PICTURE/AUDIO: As the Italian Hercules adventures were released many years before I was even born, I did not get to experience them during initial theatrical runs (or, at least the ones that made it to US theaters). As such, my exposure to these films has come primarily through the low-quality prints used for those now 30-year old MST3K episodes, as well as similar quality standard definition copies found on some of those Mill Creek 50-movie DVD sets.
Compared to those releases, the new blu-ray from The Film Detective is a revelation. As one might expect, the new blu-ray restoration is quite clean and crisp, and features bright, lush colors. There are one or two “hiccups” that almost appear to be the result of missing frames. It’s noticeable, but it’s nothing that will disrupt your viewing experience. Detail is greatly improved, but the transfer retains a nice, older-film look.

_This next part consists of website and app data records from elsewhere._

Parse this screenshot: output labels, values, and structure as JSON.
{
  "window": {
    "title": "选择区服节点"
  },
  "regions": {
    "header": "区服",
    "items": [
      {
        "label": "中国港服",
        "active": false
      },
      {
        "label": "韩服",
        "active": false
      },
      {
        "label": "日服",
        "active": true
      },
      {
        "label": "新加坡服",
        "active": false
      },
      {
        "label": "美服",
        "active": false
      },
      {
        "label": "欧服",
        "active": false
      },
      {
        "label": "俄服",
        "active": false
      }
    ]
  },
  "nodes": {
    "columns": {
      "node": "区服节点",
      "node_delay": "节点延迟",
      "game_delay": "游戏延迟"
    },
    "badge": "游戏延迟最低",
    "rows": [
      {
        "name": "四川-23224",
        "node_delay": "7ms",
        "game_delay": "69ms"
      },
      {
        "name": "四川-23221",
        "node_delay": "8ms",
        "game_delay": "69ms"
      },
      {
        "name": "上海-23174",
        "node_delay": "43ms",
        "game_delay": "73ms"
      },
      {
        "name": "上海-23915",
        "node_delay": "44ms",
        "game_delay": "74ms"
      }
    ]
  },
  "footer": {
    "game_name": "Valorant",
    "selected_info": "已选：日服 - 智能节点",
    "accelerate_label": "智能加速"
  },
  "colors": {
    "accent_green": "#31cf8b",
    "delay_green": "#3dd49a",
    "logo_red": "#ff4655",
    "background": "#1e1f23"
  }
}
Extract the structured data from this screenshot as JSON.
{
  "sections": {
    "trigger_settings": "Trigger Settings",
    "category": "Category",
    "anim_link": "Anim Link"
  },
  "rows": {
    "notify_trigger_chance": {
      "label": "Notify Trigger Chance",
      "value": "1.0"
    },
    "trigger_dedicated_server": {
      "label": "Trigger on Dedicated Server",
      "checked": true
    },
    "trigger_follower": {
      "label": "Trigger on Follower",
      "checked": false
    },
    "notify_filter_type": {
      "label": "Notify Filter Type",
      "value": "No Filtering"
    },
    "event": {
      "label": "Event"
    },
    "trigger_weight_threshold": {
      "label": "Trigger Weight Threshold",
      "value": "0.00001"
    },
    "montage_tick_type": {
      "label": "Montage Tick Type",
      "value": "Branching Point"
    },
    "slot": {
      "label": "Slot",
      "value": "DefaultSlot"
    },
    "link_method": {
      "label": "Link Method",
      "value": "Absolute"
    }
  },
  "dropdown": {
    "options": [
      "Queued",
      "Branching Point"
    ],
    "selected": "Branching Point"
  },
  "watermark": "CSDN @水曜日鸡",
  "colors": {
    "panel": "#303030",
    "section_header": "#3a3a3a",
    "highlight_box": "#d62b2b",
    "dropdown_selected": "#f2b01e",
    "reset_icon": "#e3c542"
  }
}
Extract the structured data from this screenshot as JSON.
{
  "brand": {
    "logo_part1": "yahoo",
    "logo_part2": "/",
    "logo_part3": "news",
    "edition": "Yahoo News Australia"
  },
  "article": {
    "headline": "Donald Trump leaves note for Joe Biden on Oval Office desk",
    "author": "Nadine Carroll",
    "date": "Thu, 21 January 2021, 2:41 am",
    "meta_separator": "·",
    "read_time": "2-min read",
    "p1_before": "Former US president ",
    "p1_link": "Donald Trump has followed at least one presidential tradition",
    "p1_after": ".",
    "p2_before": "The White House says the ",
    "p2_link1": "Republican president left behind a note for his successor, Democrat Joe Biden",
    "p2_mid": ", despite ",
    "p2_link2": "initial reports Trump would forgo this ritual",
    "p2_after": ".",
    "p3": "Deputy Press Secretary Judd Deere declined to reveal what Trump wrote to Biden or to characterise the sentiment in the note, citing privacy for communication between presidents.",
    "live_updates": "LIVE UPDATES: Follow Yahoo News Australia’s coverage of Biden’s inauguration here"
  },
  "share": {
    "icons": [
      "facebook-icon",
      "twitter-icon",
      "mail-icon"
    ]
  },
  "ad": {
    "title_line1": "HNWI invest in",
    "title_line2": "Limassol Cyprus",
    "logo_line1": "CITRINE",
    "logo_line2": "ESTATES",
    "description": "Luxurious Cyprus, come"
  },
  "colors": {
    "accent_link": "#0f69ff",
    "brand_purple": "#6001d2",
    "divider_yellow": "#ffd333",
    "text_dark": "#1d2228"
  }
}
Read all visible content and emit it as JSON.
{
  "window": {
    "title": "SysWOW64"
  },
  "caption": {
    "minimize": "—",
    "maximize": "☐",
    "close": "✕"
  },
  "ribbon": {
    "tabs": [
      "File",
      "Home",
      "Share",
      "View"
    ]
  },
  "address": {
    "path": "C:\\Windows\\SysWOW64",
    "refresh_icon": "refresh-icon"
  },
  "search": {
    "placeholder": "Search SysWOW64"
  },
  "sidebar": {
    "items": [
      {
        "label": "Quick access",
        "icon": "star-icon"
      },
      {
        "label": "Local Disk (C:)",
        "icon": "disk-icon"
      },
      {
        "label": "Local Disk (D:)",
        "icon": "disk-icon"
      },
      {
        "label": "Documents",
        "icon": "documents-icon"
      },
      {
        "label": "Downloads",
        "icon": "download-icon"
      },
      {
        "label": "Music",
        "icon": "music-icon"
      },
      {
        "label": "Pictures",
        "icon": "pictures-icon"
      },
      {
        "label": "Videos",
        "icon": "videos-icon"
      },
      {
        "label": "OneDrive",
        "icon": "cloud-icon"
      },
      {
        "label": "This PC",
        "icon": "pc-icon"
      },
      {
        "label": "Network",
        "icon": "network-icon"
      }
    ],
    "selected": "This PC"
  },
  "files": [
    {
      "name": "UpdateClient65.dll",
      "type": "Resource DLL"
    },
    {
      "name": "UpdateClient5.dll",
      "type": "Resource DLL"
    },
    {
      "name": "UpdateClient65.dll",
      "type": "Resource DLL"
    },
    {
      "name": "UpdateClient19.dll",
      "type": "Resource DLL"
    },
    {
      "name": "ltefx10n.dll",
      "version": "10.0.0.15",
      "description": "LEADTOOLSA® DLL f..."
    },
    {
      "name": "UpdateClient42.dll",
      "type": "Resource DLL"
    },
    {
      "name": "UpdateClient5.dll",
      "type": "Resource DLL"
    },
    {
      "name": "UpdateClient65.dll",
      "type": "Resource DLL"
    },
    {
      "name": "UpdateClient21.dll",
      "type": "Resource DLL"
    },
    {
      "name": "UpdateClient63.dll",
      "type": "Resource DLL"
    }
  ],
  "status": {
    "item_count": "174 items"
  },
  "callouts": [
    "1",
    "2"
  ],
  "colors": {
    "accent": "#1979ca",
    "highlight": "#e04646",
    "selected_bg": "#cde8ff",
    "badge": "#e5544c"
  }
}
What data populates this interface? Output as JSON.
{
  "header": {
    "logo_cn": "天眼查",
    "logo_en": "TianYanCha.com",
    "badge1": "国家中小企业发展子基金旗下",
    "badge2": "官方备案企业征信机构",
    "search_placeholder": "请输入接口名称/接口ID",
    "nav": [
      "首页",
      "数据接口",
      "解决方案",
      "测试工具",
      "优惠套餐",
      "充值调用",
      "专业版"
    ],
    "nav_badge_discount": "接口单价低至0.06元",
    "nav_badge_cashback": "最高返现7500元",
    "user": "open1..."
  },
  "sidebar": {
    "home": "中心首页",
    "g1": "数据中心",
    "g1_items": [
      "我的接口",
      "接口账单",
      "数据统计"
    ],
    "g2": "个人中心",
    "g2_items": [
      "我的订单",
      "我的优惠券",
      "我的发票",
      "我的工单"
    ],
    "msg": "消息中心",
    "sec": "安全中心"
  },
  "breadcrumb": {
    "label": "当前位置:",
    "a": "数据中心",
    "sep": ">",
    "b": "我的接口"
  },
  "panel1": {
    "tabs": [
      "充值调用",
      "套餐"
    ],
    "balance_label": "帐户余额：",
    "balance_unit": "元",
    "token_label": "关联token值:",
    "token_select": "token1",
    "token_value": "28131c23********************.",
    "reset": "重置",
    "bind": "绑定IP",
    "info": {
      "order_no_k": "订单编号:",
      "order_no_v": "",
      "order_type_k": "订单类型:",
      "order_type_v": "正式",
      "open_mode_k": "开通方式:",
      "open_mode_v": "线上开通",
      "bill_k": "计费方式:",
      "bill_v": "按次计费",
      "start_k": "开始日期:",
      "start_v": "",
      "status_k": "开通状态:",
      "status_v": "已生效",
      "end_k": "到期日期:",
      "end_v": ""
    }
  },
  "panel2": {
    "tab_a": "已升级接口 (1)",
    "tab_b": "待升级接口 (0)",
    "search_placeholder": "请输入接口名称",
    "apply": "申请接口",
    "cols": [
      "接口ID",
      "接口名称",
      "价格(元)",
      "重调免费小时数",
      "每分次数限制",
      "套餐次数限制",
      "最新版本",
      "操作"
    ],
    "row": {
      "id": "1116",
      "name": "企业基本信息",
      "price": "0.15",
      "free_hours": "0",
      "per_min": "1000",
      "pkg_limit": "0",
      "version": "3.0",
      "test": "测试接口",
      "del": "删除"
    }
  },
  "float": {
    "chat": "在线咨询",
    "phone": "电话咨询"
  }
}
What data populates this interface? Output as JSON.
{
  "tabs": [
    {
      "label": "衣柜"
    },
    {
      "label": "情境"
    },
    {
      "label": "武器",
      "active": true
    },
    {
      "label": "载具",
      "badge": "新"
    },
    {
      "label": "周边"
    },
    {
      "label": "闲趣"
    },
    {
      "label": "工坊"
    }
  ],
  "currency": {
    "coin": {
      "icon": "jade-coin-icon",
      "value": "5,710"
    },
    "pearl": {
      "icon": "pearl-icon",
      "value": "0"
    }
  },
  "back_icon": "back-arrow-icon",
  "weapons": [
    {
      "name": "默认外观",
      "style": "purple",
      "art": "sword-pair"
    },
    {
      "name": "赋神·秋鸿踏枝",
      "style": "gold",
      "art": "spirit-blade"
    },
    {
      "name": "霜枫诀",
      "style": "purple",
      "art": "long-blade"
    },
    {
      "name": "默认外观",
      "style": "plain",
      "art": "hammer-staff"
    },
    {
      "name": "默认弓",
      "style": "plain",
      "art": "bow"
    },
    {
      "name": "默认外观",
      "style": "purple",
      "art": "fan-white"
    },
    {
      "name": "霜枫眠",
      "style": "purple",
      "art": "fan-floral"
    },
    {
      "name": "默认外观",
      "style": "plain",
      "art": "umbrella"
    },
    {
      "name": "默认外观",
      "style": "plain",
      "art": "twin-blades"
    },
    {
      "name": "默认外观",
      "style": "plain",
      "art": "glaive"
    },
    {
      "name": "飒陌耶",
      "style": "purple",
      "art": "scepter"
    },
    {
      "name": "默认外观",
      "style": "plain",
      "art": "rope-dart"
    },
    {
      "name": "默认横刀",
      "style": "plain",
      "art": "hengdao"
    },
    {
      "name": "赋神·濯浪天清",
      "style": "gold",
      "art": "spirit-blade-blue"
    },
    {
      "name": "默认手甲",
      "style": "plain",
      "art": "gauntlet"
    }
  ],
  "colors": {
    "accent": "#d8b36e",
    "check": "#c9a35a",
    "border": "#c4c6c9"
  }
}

SPECIAL FEATURES: The release includes a limited number of Special Features, but what is included is pretty notable. The release features a commentary track from Tim Lucas of Video Watchdog, as well as “Hercules and the Conquest of Cinema”, a highly-informative look at the history of the Italian sword and sandals era, courtesy of Daniel Griffiths of Ballyhoo Pictures.
Also included is the Hercules and the Captive Women episode of Mystery Science Theater 3000, from the show’s fourth season. While I do not feel that Captive Women is the best of the Hercules films, I also do not feel that it is the best of the MST3K “Hercules” episodes, but still provides more than enough laughs and entertainment (for those that actually enjoy the show). Also included is an interview with former MST3K writer and co-star Frank Conniff, who provides some insight into how the Hercules films were obtained for use on the show, as well as the excitement it caused for the cast and crew, who were quite familiar and fond with the films from their own youths. That said, I do believe that the interview was “recycled” from an earlier MST3K box set.
OPINION: I’ll be quite honest. I don’t have a ton of experience with the Hercules films, nor do I claim to be an avid fan. I do have some exposure to these films from their occasional playing on UHF stations on weekend afternoons during my youth, although my biggest introduction to some of these films was from their being featured on Mystery Science Theater 3000, as I’m sure is the case for many readers. As I’ve since learned in both instances, some of these films were actually re-purposed Maciste films.
While not exactly the most action-packed thrill ride of a movie, and arguably not even the most action-packed thrill ride of a Hercules movie, Hercules and the Captive Women still has plenty to offer, even if what is being offered is a little dull at times. The production itself is respectably large in scale, with multiple unique set designs (some more elaborate than others) and countless extras in shots to add a sense of scale. That said, from my perspective, the film could have used one more monster or mythological creature to help enhance the fantasy elements.
Hercules and the Captive Women, as with most Hercules or sword-and-sandals films, is clearly not going to entertain all viewers. It’s not even going to please the majority of folks who enjoy those films. That said, it’s still a decent little time killer with notable production value that is safe for the kids, although they probably wouldn’t be interested. If nothing else, it makes great background noise while working on other things. My only recommendation is to watch it during the daytime, and definitely avoid it if you aren’t all that awake. I know I fell asleep during at least a couple attempted late night viewings, although I was undeniably quite worn out.